Your crisis communications strategy has the basics, but this moment in healthcare demands being mindful of just how big the messages are right now.
COVID-19 has reinforced some classic crisis communications best practices about being transparent, while also adding new nuances giving the perception of healthcare workers performing heroic service on the front lines. The first step in developing a message is to understand the moment, says David Jarrard, President and CEO of Nashville-based Jarrard Phillips Cate & Hancock, and author of Healthcare Mergers, Acquisitions, and Partnerships: An Insider's Guide to Communications by HealthLeaders.
"Acknowledge the high emotions of this moment," Jarrard says. "When you communicate, speak to the emotional toll on your community, reflect the deep gratitude everyone feels for the nurses and physicians on the front line."
Jarrard and his team have prepared a guide, "COVID-19 Communications: Best Practices and How to Prepare for What's Next" with guidance on how leaders might shape both internal and external messaging.

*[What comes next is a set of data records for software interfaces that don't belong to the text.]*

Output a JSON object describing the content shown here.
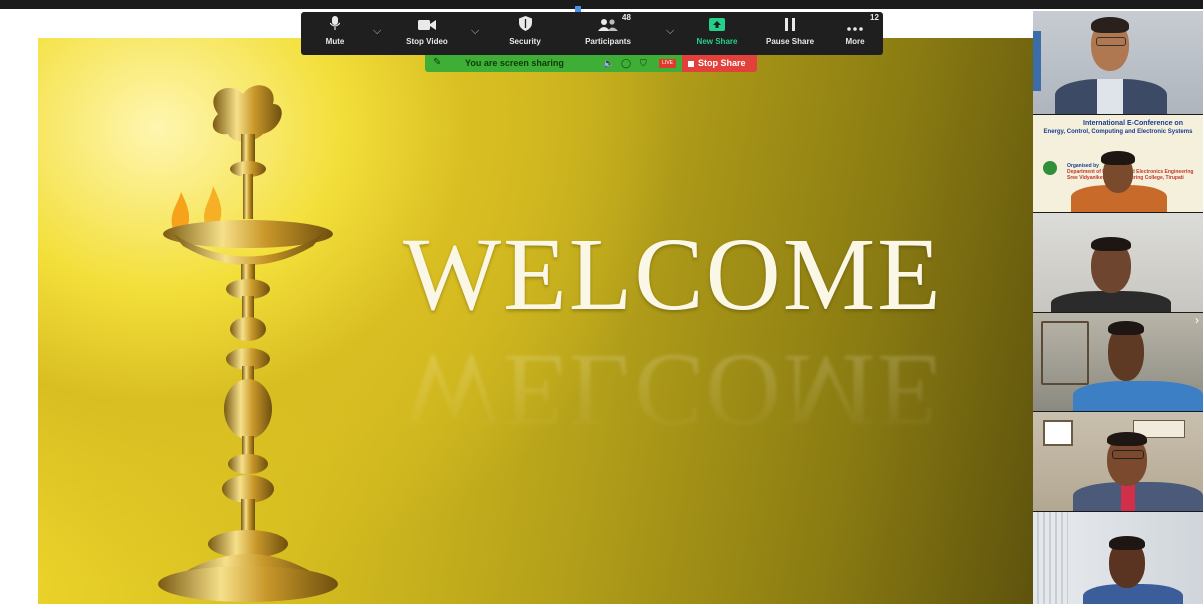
{
  "slide": {
    "heading": "WELCOME",
    "heading_reflection": "WELCOME"
  },
  "toolbar": {
    "buttons": [
      {
        "label": "Mute",
        "icon": "microphone-icon"
      },
      {
        "label": "Stop Video",
        "icon": "video-camera-icon"
      },
      {
        "label": "Security",
        "icon": "shield-icon"
      },
      {
        "label": "Participants",
        "icon": "participants-icon",
        "count": "48"
      },
      {
        "label": "New Share",
        "icon": "share-screen-icon"
      },
      {
        "label": "Pause Share",
        "icon": "pause-icon"
      },
      {
        "label": "More",
        "icon": "more-icon",
        "count": "12"
      }
    ]
  },
  "share_banner": {
    "message": "You are screen sharing",
    "live_badge": "LIVE",
    "stop_label": "Stop Share"
  },
  "conference_tile": {
    "title": "International E-Conference on",
    "subtitle": "Energy, Control, Computing and Electronic Systems",
    "org_label": "Organised by",
    "org_line1": "Department of Electrical and Electronics Engineering",
    "org_line2": "Sree Vidyanikethan Engineering College, Tirupati"
  },
  "colors": {
    "toolbar_bg": "#1f1f1f",
    "share_green": "#3fae36",
    "stop_red": "#e2403a",
    "new_share_green": "#23d18b",
    "slide_gold": "#d9be22"
  }
}
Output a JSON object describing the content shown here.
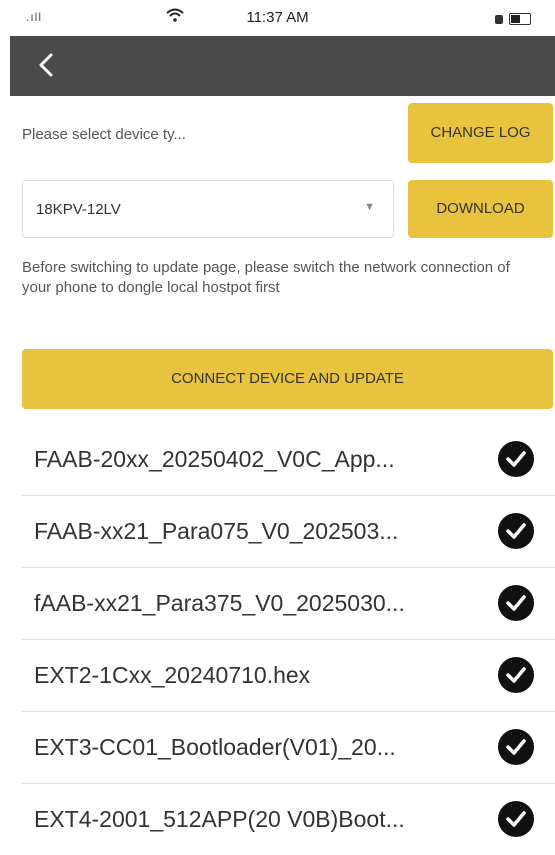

Among the top strategies:
1. Project stability
"Your people are hungry for stability," Jarrard says. "The pandemic has fundamentally unsettled most every healthcare organization; it will not be the same on the other side of it."
The communications dilemma is that COVID-19 disrupts the normal flow, with seemingly a new plan or change coming every day. Even in that chaotic scenario, it's still possible to project stability, he says, even as organizations make difficult decisions in response to the very real economic impact of the pandemic on their revenue.
"If you can't give your colleagues a firm vision for the future today, give them a clear approach for how you will build that new picture of tomorrow. Structure and a path will be welcomed, even if many of your decisions today may be challenging."
Operationally, it's important for all communications across the system to have consistent timing and messaging from all leaders.
David Jarrard, President and CEO of Jarrard Phillips Cate & Hancock. (Photo courtesy of Jarrard Phillips Cate & Hancock.)
2. Pick the right messenger
Hospital teams must appreciate that the COVID-19 crisis calls for different messengers within the team. The public, for example, may be far more likely to trust an MD in a white coat or scrubs to deliver the message about patient care or the spread of the virus than an executive.
"The messenger is part of the message," Jarrard says. "In fact, your choice of messenger can be more important than the message itself."
CEOs should continue with messages on mission and the community, while HR leaders might continue to reinforce team engagement. Even board members play a key role in communicating with local business and government leadership.
3. Prepare for the rebound
The natural human reaction after the active pandemic fades will be to relax and recover. The challenge for healthcare leaders will be to pivot, at that moment, to the projected rush to process a backlog of elective volume.
"Recognize in your communications that, even if the immediate threat of the COVID-19 surge passes, the hard work for you and your team is not over," Jarrard says. "There will be a surge of patients who have postponed procedures returning to your health system. How they are scheduled, served, billed, treated—their experience—matters a great deal to your stabilization and recovery."
Perception and experience will still be critical, he says. "This first wave of patients will be powerful communicators to your community."
“Your choice of messenger can be more important than the message itself.”
—David Jarrard, President and CEO, Jarrard Phillips Cate & Hancock
Jim Molpus is the director of the HealthLeaders Exchange.